One of the main features of the service is a US toll-free number, (800) 457-6676, which is available from 10 AM to 5 PM EST. This line is staffed by a team of Parkinson's information specialists, including a licensed clinical social worker, who are trained to answer general questions about Parkinson's disease, its treatments and therapies, research advances and coping strategies. Our staff also maintains referral lists of experienced neurologists and we are often able to direct callers to other resources in their area, such as support groups.

After speaking with an information specialist, callers can request a custom-tailored package of print and audiovisual materials on Parkinson's. The package covers a wide range of topics and can be used as a reference for future questions.

For people who are more comfortable with the Internet, access to our services is available through "Ask the Expert," a section of the PDF website, located at Visitors can submit a question or review our archives of frequently-asked questions.

Educational materials

PDF has published and distributed patient-education materials, including this newsletter, since our founding in 1957. In recent years, we have expanded and refined this program.

Among the current products is a video and print package for the newly-diagnosed patient, entitled Diagnosis Parkinson's Disease: You are not alone; an original exercise video, entitled Motivating Moves for People with Parkinson's; and an authoritative brochure on the most helpful web resources for the Parkinson's community.
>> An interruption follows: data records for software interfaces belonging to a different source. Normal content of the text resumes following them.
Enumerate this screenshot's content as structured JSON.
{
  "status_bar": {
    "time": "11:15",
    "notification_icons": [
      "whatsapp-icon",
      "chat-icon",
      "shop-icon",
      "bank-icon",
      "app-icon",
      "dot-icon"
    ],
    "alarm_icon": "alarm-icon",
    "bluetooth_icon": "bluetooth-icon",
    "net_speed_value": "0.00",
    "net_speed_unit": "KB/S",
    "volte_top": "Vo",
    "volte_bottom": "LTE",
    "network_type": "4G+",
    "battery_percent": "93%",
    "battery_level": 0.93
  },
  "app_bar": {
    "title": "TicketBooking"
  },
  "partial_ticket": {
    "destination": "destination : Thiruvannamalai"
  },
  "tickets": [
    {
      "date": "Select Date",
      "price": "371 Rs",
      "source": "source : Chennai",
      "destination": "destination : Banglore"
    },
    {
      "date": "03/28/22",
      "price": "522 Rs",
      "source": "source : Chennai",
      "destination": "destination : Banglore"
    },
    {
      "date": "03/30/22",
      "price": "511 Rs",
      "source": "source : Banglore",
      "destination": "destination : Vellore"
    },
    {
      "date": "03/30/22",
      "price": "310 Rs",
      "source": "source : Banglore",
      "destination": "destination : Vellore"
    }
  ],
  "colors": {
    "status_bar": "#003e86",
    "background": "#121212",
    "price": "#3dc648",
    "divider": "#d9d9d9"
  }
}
The list also includes updates of existing publications, such as Deep Brain Stimulation for Parkinson's Disease and Parkinson's Disease Q & A, a guide to the most frequently-asked questions about PD.

Before initiating work on a new publication, PDF performs a careful review of needs and collaborates with members of the community to ensure the production of quality materials that meet a specific need. Our efforts have yielded impressive results, spurring a more than 50 percent increase in requests for our educational materials in 2006 compared to 2005 - including many from beyond the US.

The PDF website

One major focus of our efforts to better serve the Parkinson's community has been improving the content and structure of the PDF website ( With the help of design and website consultants, we have freshened and re-organized our site. The content has been enriched with a detailed section on treatments (including descriptions of Parkinson's medications, possible drug interactions and tips to save money) and a growing series of fact sheets that addresses some of the most pressing issues that people with Parkinson's face.

Visitors can now preview and request print copies of PDF publications from the website, and all of our new materials are available for downloading. As we continue to add to the website and make it even more user-friendly, we are noticing an impressive surge of visitors in 2006: nearly double last year's numbers!

Clinical trial education and awareness

It is estimated that less than one percent of the one million people in the US with Parkinson's disease have ever participated in a clinical trial. This is far short of the number of individuals that researchers anticipate will be needed over the next few years - potentially resulting in severe delays in new treatments.

In response to this concern, PDF launched a community initiative called PDtrials in collaboration with the other national Parkinson's organizations. Accomplishments to date include the creation of, a website in English and Spanish that provides general information on clinical trials and a list of Parkinson's trials that are enrolling volunteers. PDtrials also offers a comprehensive set of educational materials.

One initiative of the project is outreach to general neurologists and other physicians, finding ways to encourage them to refer their patients to trials.

All of these essential services are made possible only because of your support. We are so grateful!

Robin Elliott is Executive Director of the Parkinson's Disease Foundation.